: Given that the video-book was written in a database (with html and php) and through videos, we finally agreed that the Press would only copyedit its words, which would stay hard to count given that the structure of the writing is not linear (i.e., it is networked or repeating). This was all they were equipped to do at this time, and the book has been very well copy-dited by a smart and innovative editor, but it seems clear that presses will have to rethink the capabilities of some of their editors (as well as their work assignments) as more and more of us write with different tools and in digital forms. Also, given that the video-book is searchable, it was agreed that I need not provide an index.

Editing: Given that the video-book will be updated, added to (by the author and users), and versioned, we agreed that the press would authorize and save the final copyedited version as the "official" publication, that would remain available, but that they were supportive of this object changing without further copyediting or authorizing.

Sales, Promotion, Audience: The video-book will be offered free on the Press's website. Links back to their site and its other books will provide some form of compensation (countable with clicks but not dollars) for publishing the video-book, as will press and blogosphere coverage (although academic presses have rarely had to make sense of this as part of their operations). We will also work together to get notice of the video-book to a new audience that includes their traditional readers as well as many others who fall outside this net.

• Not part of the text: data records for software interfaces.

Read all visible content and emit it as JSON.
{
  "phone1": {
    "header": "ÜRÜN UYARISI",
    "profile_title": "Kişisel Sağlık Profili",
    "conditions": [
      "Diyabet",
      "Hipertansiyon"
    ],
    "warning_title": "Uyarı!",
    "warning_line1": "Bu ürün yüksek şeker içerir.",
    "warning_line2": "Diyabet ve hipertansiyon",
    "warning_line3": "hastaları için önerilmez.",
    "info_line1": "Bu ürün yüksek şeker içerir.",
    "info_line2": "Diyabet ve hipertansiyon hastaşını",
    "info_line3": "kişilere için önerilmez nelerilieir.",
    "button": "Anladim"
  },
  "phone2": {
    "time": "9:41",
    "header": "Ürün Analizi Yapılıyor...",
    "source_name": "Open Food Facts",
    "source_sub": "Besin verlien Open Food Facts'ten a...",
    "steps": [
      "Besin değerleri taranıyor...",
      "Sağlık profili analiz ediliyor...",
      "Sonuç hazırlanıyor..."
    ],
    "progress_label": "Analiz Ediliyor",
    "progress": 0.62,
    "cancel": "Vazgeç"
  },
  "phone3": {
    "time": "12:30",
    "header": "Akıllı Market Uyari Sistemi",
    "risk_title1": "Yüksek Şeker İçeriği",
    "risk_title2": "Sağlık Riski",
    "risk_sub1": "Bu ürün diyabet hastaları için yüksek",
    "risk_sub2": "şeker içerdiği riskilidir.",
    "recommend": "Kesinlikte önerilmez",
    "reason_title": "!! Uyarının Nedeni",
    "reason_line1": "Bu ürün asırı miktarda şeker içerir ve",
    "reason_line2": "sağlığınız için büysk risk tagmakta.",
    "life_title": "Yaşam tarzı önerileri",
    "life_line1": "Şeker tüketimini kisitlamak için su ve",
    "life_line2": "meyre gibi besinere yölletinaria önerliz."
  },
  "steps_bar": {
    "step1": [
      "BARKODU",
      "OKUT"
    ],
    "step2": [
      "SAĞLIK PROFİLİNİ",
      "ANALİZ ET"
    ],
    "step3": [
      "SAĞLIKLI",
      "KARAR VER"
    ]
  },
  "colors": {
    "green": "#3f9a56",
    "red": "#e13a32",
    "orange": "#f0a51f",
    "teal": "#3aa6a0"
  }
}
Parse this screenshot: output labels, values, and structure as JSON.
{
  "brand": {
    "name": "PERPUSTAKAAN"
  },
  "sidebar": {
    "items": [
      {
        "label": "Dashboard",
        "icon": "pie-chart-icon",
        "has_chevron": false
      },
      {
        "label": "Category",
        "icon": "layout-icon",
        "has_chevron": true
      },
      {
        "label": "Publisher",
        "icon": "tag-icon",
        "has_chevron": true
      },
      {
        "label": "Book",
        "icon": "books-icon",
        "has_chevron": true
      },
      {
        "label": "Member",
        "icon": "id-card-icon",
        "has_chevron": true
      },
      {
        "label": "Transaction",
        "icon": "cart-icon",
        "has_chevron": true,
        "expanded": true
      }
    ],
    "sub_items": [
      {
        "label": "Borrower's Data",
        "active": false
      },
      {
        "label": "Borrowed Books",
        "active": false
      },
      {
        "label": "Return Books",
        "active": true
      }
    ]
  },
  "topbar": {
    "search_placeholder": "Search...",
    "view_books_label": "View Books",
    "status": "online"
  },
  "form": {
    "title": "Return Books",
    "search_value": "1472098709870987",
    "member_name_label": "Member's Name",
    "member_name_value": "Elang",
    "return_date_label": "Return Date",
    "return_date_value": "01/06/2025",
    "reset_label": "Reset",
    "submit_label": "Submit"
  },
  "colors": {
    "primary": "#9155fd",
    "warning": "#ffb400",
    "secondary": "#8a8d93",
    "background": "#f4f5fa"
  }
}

Again, the expanded audience's use of the video-book will only be calculatable with clicks and links and redaction.

Upkeep, Hosting, Archiving: Given that the video-book sits online in a database at USC, we had to create language to account for the costs, labor, and technical know-how to maintain and archive the work, including dealing with dead links and ongoing user interaction.